Where in the entries below does "Windows" appear? Copy every line that has it.

Entries from a dataset of interfaces
************

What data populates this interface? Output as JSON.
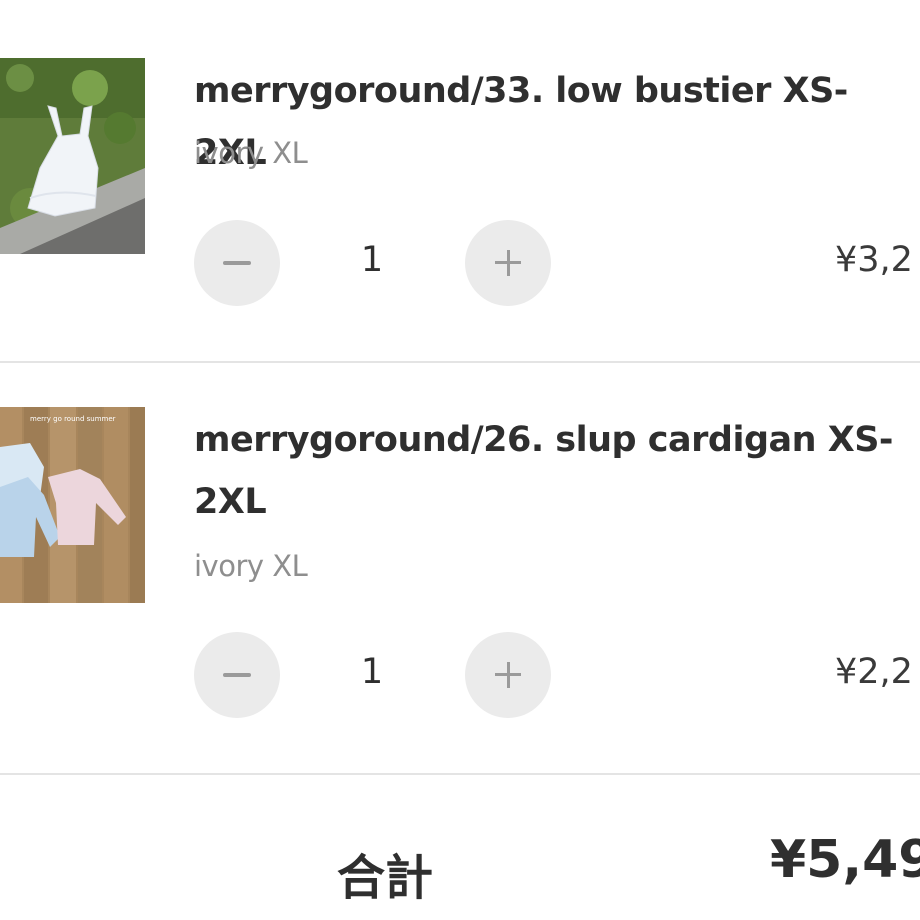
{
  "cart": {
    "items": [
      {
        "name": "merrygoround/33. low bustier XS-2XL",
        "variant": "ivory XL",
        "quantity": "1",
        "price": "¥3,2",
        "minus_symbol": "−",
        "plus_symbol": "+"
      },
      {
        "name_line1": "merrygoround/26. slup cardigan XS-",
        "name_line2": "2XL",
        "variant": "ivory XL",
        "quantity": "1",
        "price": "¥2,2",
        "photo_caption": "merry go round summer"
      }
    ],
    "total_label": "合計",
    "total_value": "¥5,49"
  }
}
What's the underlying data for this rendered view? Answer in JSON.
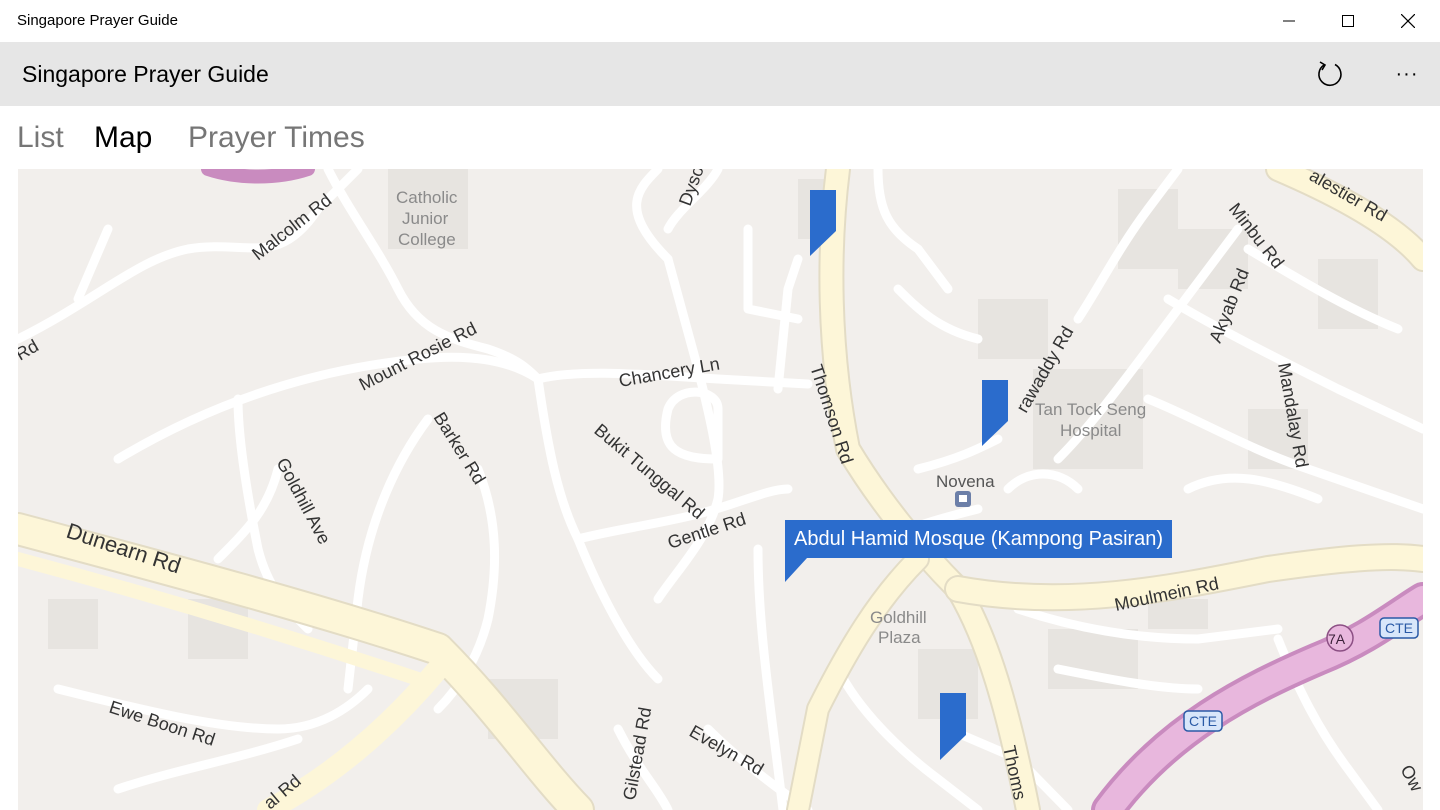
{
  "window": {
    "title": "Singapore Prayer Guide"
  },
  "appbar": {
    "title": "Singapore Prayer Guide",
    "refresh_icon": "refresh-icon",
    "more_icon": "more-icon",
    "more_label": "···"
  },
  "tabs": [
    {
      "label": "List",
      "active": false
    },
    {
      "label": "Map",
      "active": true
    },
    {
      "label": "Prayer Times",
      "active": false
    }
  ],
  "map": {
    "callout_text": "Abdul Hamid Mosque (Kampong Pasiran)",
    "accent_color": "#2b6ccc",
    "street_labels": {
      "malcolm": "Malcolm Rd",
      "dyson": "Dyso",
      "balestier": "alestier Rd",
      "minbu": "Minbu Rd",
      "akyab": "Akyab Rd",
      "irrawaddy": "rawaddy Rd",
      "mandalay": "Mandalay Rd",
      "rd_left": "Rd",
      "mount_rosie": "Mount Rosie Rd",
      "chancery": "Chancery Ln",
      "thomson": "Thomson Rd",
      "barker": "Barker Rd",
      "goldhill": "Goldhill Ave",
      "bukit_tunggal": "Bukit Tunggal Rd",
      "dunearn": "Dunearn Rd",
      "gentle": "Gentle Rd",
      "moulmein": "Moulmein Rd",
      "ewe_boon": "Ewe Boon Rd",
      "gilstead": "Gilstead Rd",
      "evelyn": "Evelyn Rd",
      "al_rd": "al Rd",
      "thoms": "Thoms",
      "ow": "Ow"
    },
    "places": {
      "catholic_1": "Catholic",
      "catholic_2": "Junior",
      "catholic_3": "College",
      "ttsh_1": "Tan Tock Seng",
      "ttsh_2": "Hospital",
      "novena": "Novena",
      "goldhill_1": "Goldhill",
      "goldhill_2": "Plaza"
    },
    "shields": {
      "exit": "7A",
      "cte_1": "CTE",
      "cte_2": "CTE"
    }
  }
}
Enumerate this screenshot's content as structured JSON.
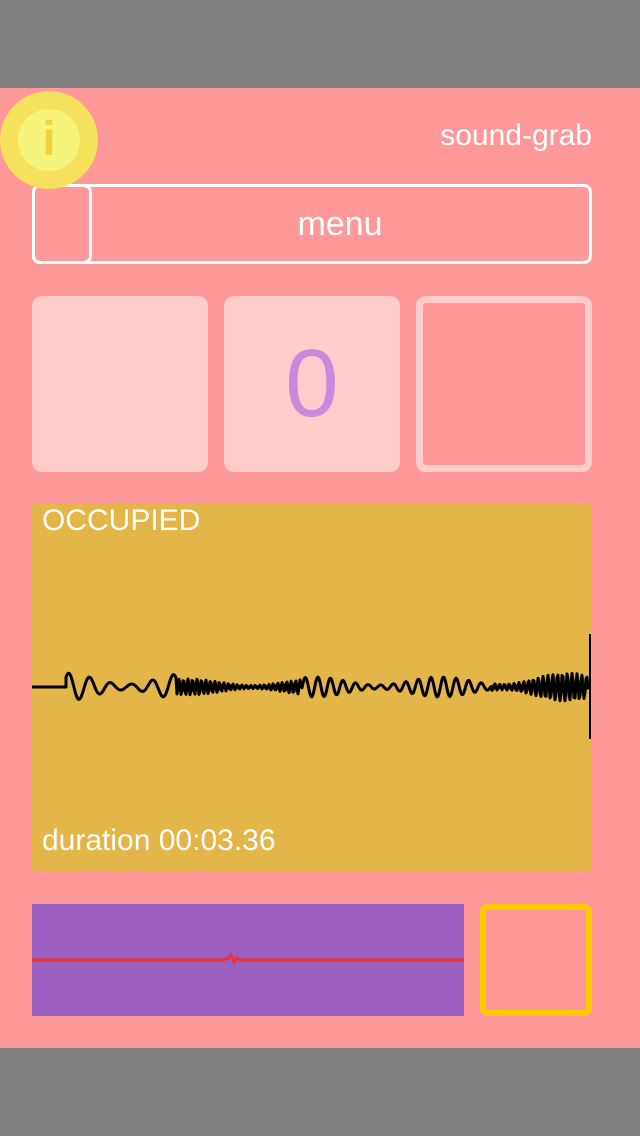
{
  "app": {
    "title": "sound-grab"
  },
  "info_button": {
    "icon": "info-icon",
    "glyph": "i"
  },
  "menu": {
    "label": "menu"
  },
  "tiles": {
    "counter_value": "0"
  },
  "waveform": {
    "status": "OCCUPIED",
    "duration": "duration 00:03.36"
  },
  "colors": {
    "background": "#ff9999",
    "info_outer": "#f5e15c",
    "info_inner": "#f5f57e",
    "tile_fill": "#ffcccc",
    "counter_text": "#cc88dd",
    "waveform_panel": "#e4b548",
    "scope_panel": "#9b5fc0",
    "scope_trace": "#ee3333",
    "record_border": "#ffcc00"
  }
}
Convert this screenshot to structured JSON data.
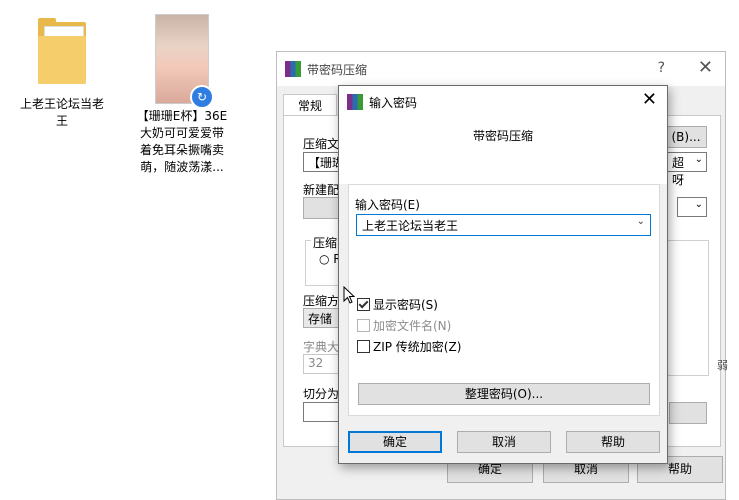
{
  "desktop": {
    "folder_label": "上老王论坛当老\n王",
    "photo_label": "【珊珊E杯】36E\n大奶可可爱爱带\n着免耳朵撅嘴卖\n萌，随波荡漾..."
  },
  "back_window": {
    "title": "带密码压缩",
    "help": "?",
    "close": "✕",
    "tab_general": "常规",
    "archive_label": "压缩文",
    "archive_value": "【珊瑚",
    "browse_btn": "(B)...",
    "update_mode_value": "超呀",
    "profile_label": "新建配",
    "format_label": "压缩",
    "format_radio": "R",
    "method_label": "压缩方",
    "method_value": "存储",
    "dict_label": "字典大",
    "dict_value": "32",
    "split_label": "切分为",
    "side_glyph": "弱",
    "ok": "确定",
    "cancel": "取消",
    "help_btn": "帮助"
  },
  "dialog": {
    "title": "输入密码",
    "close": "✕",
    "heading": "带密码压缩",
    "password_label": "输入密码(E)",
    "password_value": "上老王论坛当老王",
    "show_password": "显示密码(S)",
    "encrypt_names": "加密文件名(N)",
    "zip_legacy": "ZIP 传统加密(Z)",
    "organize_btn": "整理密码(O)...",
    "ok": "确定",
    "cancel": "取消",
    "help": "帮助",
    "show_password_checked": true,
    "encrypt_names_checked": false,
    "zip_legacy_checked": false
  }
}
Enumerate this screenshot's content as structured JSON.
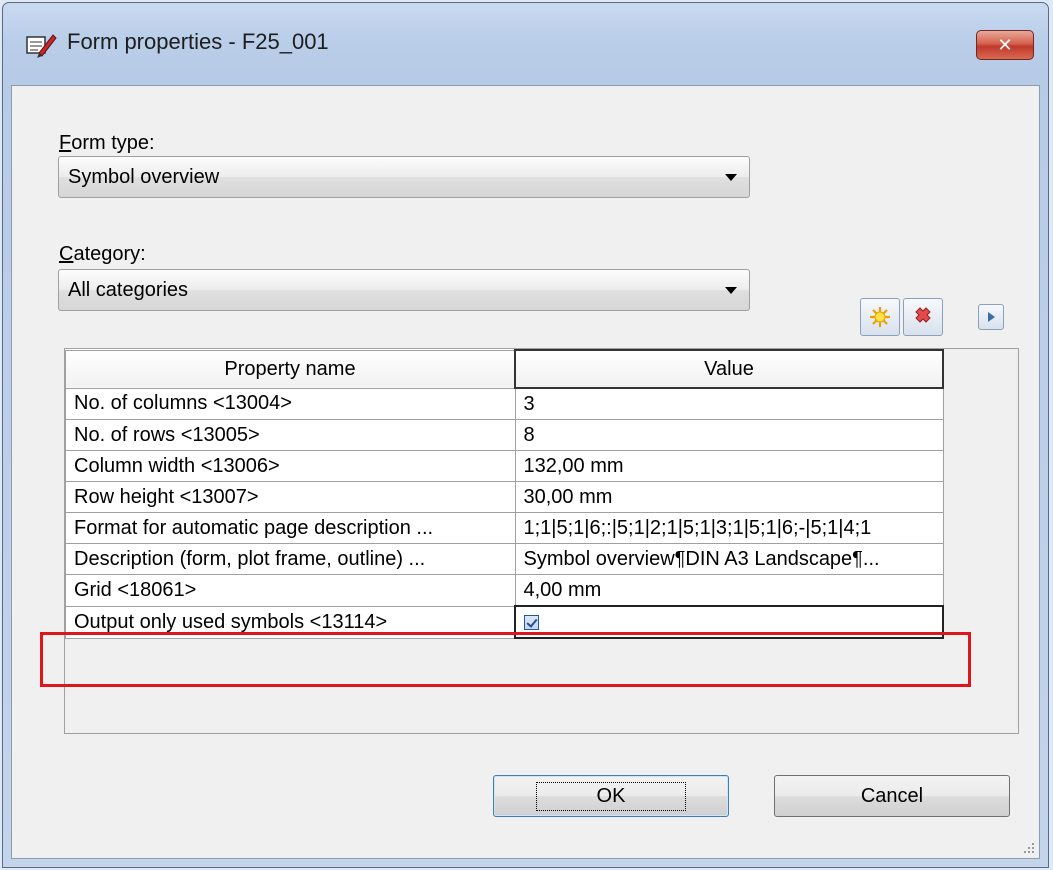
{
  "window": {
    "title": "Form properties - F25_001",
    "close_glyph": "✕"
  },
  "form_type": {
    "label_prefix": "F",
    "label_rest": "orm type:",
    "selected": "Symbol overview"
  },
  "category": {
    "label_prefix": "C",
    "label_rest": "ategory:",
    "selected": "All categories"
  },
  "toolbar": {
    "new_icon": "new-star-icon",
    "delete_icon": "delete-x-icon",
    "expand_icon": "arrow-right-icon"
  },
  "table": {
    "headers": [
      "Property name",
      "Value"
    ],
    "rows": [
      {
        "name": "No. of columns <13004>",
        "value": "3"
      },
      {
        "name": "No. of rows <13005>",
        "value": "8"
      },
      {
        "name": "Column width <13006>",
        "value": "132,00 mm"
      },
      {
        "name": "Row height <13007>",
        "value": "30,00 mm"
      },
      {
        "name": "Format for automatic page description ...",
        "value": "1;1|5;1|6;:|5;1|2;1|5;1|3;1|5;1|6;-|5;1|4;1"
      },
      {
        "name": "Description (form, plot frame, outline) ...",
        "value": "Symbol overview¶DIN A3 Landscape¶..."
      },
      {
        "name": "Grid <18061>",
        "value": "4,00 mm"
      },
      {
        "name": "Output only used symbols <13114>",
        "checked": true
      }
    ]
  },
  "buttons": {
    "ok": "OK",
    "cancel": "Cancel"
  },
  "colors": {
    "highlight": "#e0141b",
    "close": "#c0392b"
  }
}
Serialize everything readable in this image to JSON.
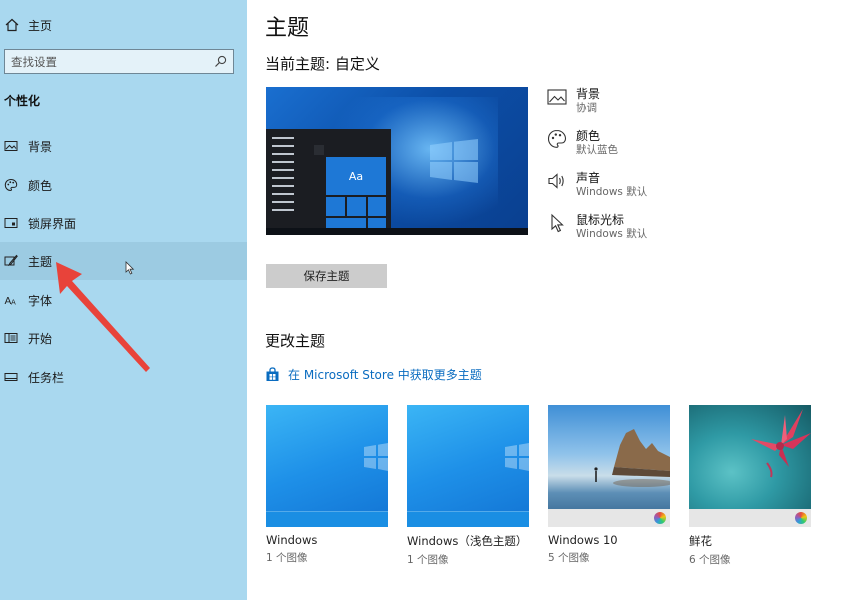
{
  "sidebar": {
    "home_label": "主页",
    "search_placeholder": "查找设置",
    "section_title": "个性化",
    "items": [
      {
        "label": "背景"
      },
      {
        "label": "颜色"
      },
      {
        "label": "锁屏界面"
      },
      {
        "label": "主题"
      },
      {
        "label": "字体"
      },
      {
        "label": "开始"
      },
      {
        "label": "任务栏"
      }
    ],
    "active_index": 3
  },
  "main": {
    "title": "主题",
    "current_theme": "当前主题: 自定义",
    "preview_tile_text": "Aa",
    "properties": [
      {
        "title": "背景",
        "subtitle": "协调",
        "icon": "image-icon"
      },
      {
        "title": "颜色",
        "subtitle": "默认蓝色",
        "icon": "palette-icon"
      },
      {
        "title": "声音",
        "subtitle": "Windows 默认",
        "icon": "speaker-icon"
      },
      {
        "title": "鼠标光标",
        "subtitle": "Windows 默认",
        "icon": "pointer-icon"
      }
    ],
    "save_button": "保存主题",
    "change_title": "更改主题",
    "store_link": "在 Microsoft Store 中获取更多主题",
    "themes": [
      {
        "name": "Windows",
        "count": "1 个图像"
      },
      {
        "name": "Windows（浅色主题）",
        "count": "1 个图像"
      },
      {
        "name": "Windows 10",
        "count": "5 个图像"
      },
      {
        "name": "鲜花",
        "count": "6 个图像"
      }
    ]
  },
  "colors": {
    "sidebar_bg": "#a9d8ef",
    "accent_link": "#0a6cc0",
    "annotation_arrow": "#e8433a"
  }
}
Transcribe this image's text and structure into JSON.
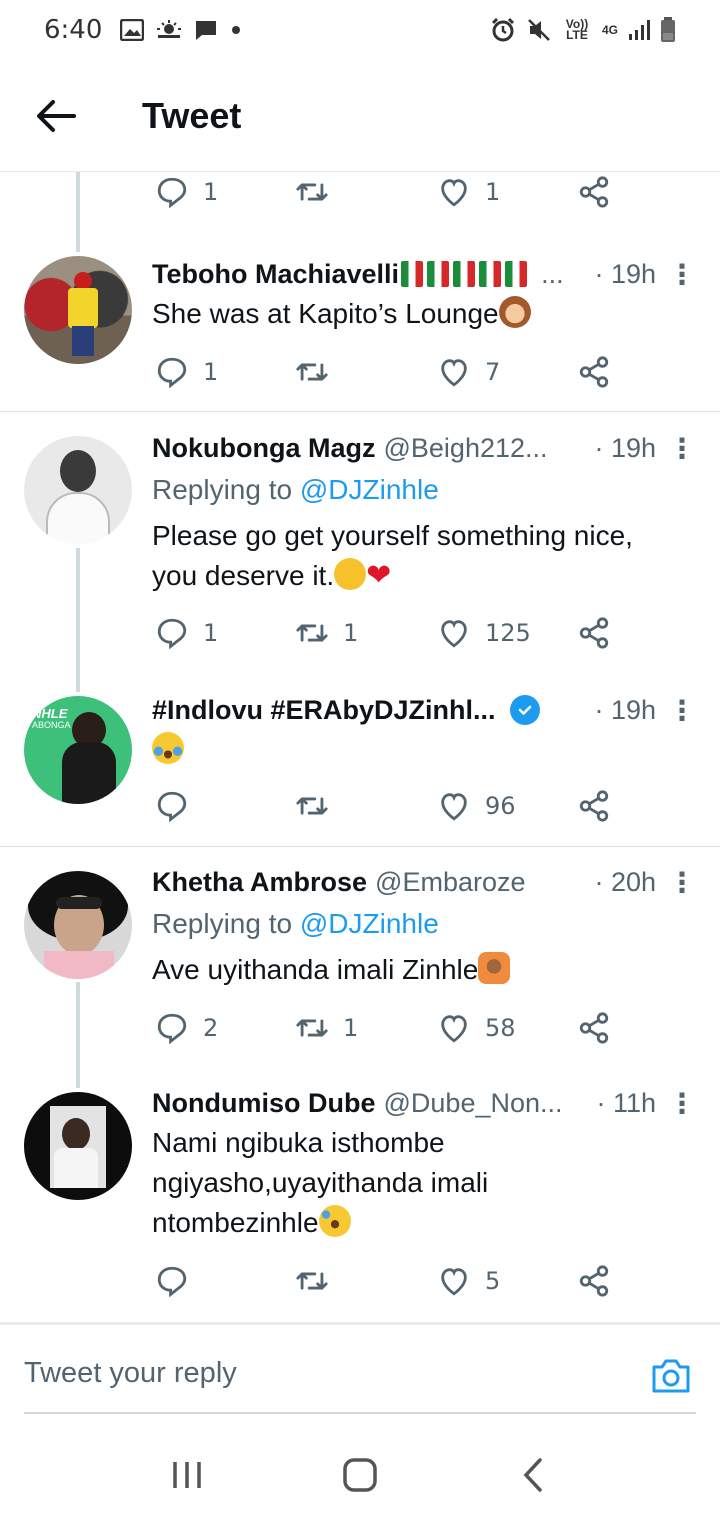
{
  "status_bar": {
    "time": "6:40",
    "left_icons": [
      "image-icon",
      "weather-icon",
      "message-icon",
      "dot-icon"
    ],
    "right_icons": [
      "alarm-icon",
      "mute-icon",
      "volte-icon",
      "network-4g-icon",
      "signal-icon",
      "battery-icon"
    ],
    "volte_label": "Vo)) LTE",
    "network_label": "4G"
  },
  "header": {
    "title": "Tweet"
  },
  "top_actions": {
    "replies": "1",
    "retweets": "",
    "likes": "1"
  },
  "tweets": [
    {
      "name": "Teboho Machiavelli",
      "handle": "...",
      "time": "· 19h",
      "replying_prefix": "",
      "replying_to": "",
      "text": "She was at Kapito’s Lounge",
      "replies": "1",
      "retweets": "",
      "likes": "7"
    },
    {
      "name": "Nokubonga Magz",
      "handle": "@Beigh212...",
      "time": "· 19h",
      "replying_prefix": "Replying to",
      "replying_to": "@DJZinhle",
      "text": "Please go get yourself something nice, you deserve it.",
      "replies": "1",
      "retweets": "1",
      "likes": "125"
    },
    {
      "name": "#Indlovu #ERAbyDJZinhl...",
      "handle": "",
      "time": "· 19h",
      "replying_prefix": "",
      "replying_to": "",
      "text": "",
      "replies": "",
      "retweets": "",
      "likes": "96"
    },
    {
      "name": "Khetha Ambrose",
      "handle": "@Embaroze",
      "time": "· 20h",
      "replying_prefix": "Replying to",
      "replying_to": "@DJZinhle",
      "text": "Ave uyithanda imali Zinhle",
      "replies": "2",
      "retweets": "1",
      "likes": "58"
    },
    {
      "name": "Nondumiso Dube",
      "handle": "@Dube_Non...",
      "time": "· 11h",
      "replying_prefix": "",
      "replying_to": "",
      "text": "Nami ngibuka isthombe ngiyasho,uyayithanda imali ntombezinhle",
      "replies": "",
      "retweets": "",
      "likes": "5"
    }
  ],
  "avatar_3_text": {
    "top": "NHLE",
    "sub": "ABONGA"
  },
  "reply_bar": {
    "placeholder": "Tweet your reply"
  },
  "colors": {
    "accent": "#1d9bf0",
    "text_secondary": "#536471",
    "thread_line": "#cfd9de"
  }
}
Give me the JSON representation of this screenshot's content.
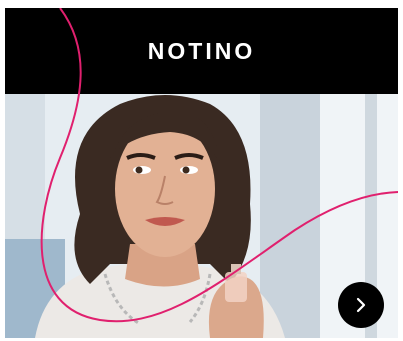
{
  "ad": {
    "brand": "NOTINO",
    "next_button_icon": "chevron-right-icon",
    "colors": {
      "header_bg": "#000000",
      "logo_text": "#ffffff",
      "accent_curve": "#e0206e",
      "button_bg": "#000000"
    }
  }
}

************

EXERCISE RESPONSE
        "subtitle": "Windows 默认",
        "subtitle": "Windows 默认",
        "name": "Windows",
        "name": "Windows（浅色主题）",
        "name": "Windows 10",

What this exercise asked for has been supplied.